Green bond fund for central banks hits $1bn, says Bank for International Settlements

Vehicle launched less than a year ago to provide central banks pooled access to climate-friendly investments

The Bank for International Settlements (BIS), the Switzerland-based central banking organisation, has announced its green bond fund has hit $1bn since its launch less than a year ago.

The fund, launched for BIS’s central bank customer base to invest in USD-denominated green bonds, has seen two investment rounds so far, and further subscriptions are expected for financial year 2020/21, BIS said in its annual report

BIS also confirmed it was still working with a group of client central banks to develop a “companion fund” for investing in euro-denominated green bonds, as it originally announced in July last year.

The BIS provides banking services, including asset management, to around 150 central banks, including its 60 members, as well as managing SDR20bn (€24bn) of its own capital.

Its green bond fund launched in September 2019 as part of BIS’s “broader environmental sustainability agenda” and “to help meet central banks’ growing demand for climate-friendly investments”.
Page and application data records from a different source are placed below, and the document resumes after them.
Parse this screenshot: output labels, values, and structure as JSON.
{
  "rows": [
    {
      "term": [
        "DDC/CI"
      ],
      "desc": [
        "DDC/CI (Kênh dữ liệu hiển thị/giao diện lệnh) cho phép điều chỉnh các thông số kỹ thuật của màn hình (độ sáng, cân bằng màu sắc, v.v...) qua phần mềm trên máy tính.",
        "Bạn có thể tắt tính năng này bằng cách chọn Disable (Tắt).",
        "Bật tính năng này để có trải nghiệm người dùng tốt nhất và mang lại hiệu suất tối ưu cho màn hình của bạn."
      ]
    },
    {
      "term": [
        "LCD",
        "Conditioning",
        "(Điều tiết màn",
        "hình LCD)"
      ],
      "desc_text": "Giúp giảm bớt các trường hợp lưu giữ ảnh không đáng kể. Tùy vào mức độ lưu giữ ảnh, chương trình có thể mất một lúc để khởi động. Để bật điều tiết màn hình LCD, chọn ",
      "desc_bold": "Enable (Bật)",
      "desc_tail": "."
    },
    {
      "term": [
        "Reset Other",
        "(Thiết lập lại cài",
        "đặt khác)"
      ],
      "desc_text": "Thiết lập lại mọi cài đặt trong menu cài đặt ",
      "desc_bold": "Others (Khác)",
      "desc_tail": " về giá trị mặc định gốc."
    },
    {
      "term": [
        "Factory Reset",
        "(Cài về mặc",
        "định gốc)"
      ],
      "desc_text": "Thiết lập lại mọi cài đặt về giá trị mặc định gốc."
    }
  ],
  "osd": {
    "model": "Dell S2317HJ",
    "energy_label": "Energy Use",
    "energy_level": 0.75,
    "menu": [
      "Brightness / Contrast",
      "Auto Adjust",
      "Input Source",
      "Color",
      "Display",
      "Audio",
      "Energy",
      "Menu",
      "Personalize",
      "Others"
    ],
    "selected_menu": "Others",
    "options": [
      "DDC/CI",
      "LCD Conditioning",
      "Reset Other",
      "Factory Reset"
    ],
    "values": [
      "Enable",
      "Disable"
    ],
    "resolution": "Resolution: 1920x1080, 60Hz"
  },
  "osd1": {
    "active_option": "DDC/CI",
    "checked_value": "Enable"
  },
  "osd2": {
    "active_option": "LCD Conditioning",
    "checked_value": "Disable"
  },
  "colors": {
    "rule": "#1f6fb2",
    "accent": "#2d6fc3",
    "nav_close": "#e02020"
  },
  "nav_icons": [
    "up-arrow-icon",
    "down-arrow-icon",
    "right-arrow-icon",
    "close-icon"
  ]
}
The investment vehicle, which is run by BIS’ asset management arm, is built using the BIS Investment Pool (BISIP) structure commonly used by the bank for its fixed-income investment products and invests in sovereign and quasi-sovereign issuers.

In the run up to its launch, RI wrote that, although central banks were already investing in green bonds, having dedicated green bond funds for central banks was more novel. 

The fund is part of the BIS’s wider “green bond initiative”, which it says aims to “promote green finance through sizeable climate-friendly investments, support standardisation and the adoption of best practice principles in the market and help establish safeguards against “greenwashing”.

And the bank has a broader environmental sustainability agenda it has been gaining recognition for.

In January, BIS helped coin the term “green swan event” to warn of the potential for climate change to spark a new financial crisis and the implications for central banks, in a book released alongside the Banque de France. 

BIS is also an observer of the Central Banks and Supervisors Network for Greening the Financial System (NGFS) Steering Committee, and has a cross-departmental team feeding into the network’s global working groups looking at climate risk and implications for financial stability.

Its annual report said  the BIS Pension Fund has adopted a sustainability policy, while the Risk Management unit has plans to assess climate-related financial risks on the Bank’s balance sheet.

Also this week, BIS announced that it had  selected the Bank of England to host its Innovation Hub, a centre “support the global central banking and finance community through the development of digital public goods, addressing issues of critical importance for the global financial system”.